It will feature a management interface, support for IBM and HP blade servers, as well as Network Interface Card (NIC) teaming software that allows VMWare users to better control the amount of network bandwidth they make available to each virtual machine.
The ESX software can be used to create up to 64 virtual system images on a single Intel server so that users can run many different systems, or copies of the same operating system on the same box. It has proved popular for system administrators looking to consolidate many different servers onto one machine.
VMWare has also announced two software products, the Virtual SMP and P2V Assistant.
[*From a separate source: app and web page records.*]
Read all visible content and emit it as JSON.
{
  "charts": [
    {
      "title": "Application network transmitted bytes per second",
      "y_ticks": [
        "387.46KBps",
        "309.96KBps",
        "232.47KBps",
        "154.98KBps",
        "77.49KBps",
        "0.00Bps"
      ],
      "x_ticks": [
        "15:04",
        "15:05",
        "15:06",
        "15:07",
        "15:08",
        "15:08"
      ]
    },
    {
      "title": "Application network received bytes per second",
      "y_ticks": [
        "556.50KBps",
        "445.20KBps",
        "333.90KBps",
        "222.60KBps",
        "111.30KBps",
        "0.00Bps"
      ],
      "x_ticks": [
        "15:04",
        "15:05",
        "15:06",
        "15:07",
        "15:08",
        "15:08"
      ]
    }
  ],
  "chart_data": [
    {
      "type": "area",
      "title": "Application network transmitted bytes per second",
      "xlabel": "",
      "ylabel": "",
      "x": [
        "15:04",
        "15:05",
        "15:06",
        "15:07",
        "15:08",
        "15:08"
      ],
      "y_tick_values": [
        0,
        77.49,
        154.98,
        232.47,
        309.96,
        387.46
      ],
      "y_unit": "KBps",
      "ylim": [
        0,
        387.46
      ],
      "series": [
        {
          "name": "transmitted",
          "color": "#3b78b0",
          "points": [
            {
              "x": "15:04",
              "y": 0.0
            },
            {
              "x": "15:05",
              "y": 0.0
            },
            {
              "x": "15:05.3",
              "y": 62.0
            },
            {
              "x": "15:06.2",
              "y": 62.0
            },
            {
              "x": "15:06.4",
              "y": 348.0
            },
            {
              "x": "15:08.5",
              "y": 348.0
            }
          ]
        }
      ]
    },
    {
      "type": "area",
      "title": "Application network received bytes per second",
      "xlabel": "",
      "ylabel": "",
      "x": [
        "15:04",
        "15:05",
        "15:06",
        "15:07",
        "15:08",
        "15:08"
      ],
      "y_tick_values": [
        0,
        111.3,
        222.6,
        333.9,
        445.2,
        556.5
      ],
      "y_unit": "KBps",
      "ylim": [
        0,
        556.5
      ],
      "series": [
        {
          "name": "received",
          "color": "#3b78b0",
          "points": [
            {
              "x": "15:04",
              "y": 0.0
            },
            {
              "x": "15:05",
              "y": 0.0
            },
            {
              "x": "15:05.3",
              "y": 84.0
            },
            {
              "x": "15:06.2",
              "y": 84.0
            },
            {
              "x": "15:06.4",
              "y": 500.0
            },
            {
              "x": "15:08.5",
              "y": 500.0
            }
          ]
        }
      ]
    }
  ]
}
Virtual SMP will overcome a traditional architectural hurdle in VMWare by letting applications that are designed to run on more than one processor, like databases for example, use up to two processors while running on top of VMWare's virtual machines.
"Until now, virtual machines could only handle up to one CPU's worth of workload," said Mullany.
The P2V Assistant software will let VMWare users take a snapshot of a computer's system image and will then automatically convert it to a VMWare virtual machine, Mullany said.
It could be used for moving servers onto virtual machines, or even as a way of taking snapshots of systems for debugging or disaster recovery, he added.
Unlike VMWare's other products, however, P2V Assistant will only be sold through VMWare's channel partners and will not immediately be available for direct orders, Mullany said. The complexity of the software is behind this decision, he explained. "You basically need to be trained to use it."
The NIC teaming feature, as well as ESX 2.0 enhancements which allow VMWare to better manage multiple storage devices, will be important for Allan Campbell, the director of IT architecture at MassMutual Financial Group.
"When you run a dozen or 20 virtual machines on a single physical machine, then the network interfaces or the storage interfaces become bottlenecks," he said. "By supporting NIC teaming you can effectively create a bigger pipe to the network."
MassMutual is using VMWare to consolidate 75 test and development servers, running the Windows and Linux operating systems, onto four eight-way IBM x440 systems.
Pricing for the latest version of ESX will start at $3,750 (£2,363) for a two-CPU machine. Pricing for the Virtual SMP starts at $1,250 (£787). Pricing for P2V Assistant was not released.
Robert McMillian writes for IDG News Service